* [TASK STATEMENT]
Which lines of the records below contain the word "true"? Copy each of them out.

Entries from a dataset of interfaces
[Start of Attachment]
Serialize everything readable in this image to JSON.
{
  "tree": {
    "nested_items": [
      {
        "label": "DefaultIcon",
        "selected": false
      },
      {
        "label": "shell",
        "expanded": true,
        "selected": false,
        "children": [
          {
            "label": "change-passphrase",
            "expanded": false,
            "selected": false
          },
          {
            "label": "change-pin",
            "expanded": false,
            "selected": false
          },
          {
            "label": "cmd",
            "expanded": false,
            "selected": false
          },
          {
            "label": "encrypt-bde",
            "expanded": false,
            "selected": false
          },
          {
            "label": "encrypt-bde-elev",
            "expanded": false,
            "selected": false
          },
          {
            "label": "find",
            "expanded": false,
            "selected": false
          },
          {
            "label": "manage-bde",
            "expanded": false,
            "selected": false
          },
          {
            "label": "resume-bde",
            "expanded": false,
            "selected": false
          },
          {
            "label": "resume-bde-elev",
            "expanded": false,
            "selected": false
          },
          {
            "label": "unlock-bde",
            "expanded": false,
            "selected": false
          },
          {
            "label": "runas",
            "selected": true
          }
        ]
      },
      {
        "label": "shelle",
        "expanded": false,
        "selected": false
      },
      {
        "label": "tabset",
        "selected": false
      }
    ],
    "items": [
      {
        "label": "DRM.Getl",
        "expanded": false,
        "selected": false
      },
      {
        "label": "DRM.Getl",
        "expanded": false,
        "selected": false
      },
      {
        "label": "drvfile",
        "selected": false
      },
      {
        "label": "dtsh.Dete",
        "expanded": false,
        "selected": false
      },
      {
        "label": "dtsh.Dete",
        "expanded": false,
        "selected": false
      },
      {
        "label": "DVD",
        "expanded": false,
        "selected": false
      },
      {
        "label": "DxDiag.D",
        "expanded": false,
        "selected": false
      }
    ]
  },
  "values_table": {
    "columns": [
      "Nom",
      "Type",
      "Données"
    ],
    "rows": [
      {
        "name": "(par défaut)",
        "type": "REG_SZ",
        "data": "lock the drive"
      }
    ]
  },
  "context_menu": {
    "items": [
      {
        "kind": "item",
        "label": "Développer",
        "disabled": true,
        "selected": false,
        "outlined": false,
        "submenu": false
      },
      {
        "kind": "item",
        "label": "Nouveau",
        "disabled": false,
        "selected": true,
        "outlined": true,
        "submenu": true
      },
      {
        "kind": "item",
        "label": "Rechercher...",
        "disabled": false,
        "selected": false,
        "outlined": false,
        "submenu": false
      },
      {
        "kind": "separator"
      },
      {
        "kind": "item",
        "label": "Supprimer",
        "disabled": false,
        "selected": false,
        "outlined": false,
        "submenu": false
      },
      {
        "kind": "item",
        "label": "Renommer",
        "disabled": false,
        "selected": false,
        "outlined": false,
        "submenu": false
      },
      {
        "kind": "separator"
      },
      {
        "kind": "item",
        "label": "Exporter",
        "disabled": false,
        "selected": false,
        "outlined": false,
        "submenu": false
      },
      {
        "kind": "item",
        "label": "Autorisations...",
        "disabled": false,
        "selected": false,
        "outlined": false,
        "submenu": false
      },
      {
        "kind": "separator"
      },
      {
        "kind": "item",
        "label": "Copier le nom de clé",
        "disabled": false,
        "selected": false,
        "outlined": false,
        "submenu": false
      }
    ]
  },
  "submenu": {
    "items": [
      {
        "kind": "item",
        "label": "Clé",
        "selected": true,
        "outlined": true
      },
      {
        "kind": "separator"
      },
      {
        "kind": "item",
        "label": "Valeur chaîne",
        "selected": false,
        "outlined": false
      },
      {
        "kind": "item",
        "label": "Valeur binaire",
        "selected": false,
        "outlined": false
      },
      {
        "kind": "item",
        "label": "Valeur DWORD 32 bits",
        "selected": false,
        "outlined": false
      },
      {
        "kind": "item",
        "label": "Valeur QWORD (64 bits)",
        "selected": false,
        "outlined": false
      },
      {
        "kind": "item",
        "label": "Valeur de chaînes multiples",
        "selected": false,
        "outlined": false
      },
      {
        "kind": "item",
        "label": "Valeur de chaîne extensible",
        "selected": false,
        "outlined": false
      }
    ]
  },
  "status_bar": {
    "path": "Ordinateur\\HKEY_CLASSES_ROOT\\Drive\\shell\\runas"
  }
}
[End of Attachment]
* [SOLUTION TO THIS TASK]
        "expanded": true,
            "selected": true
        "disabled": true,
        "selected": true,
        "outlined": true,
        "submenu": true
        "selected": true,
        "outlined": true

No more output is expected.